The Cellular Telecommunications & Internet Association has urged the Federal Communications Commission to ensure that any rules it issues to govern the future development of cognitive radios adequately protect consumers. The CTIA was responding to a Notice of Proposed Rulemaking issued by the commission last month.
CTIA President and CEO Steve Largent said such radios potentially could create interference to “existing licensees upon which millions of American consumers already depend.”
“The FCC should consider the technical and economic feasibility of cognitive radios—and confirm through actual testing that they will not interfere with other consumer services—before adopting any final rules in this proceeding,” Largent said in a statement.
The FCC is seeking comment on how the commission can remove regulatory impediments to foster continued development and deployment of cognitive, or “smart” radios. Specifically, the commission wants input on whether it should allow licensed spectrum users to deploy smart radios in an effort to increase spectrum efficiency. The FCC also wants to know whether it should allow licensees to lease their spectrum access to third parties using the technology to open secondary spectrum markets.
Due to their innate intelligence, smart radios can determine whether certain transmissions are permissible and determine the optimal frequencies to use in order to avoid interference. They often can interpret and transmit signals in different formats or modulation schemes.
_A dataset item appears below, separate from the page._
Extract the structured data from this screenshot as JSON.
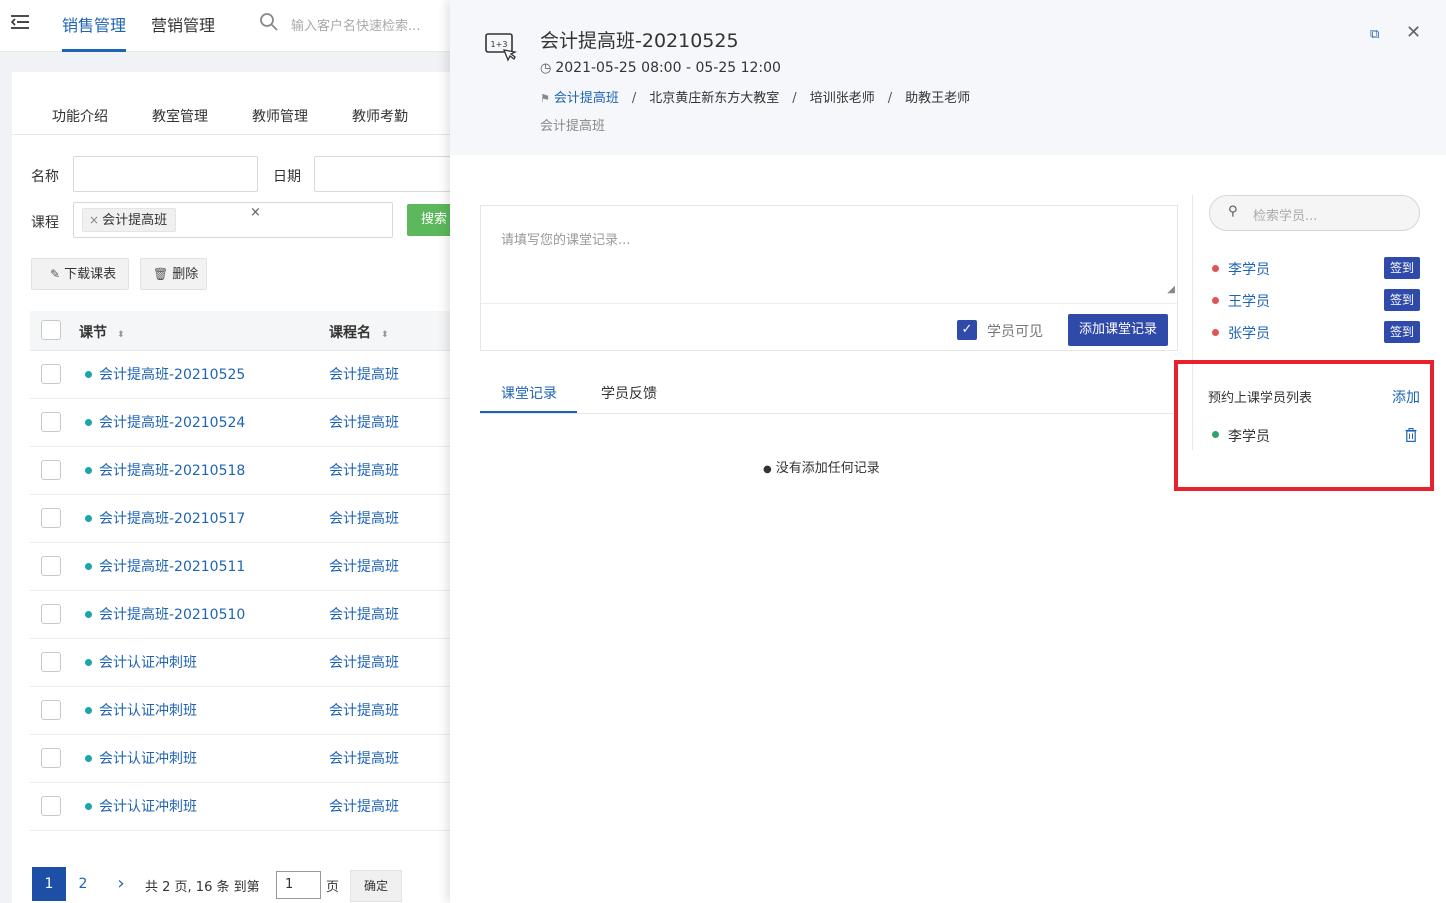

They are seen as a way of utilizing spectrum more efficiently, because they are able to identify and use vacant spectrum channels.
Smart radios also are seen as a solution to interoperability issues that plague public-safety organizations, particularly first responders.
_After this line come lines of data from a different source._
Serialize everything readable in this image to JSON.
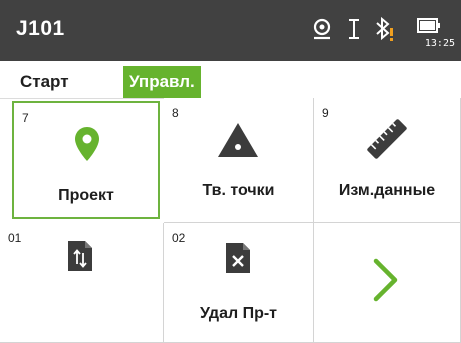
{
  "header": {
    "title": "J101",
    "time": "13:25",
    "icons": [
      "target-icon",
      "cursor-icon",
      "bluetooth-warning-icon",
      "battery-icon"
    ]
  },
  "tabs": [
    {
      "label": "Старт",
      "active": false
    },
    {
      "label": "Управл.",
      "active": true
    }
  ],
  "tiles": [
    {
      "number": "7",
      "label": "Проект",
      "icon": "location-pin-icon",
      "selected": true
    },
    {
      "number": "8",
      "label": "Тв. точки",
      "icon": "triangle-icon",
      "selected": false
    },
    {
      "number": "9",
      "label": "Изм.данные",
      "icon": "ruler-icon",
      "selected": false
    },
    {
      "number": "01",
      "label": "",
      "icon": "file-transfer-icon",
      "selected": false
    },
    {
      "number": "02",
      "label": "Удал Пр-т",
      "icon": "file-delete-icon",
      "selected": false
    },
    {
      "number": "",
      "label": "",
      "icon": "chevron-right-icon",
      "selected": false
    }
  ],
  "colors": {
    "accent": "#66b32e",
    "header_bg": "#414141",
    "icon_dark": "#3c3c3c"
  }
}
In other news, CTIA has named former board member and AirTouch executive Brian Kidney chief operating officer. Prior to joining CTIA, Kidney operated a San Francisco-based consulting firm. He served as AirTouch’s vice president of external affairs from 1994-2000.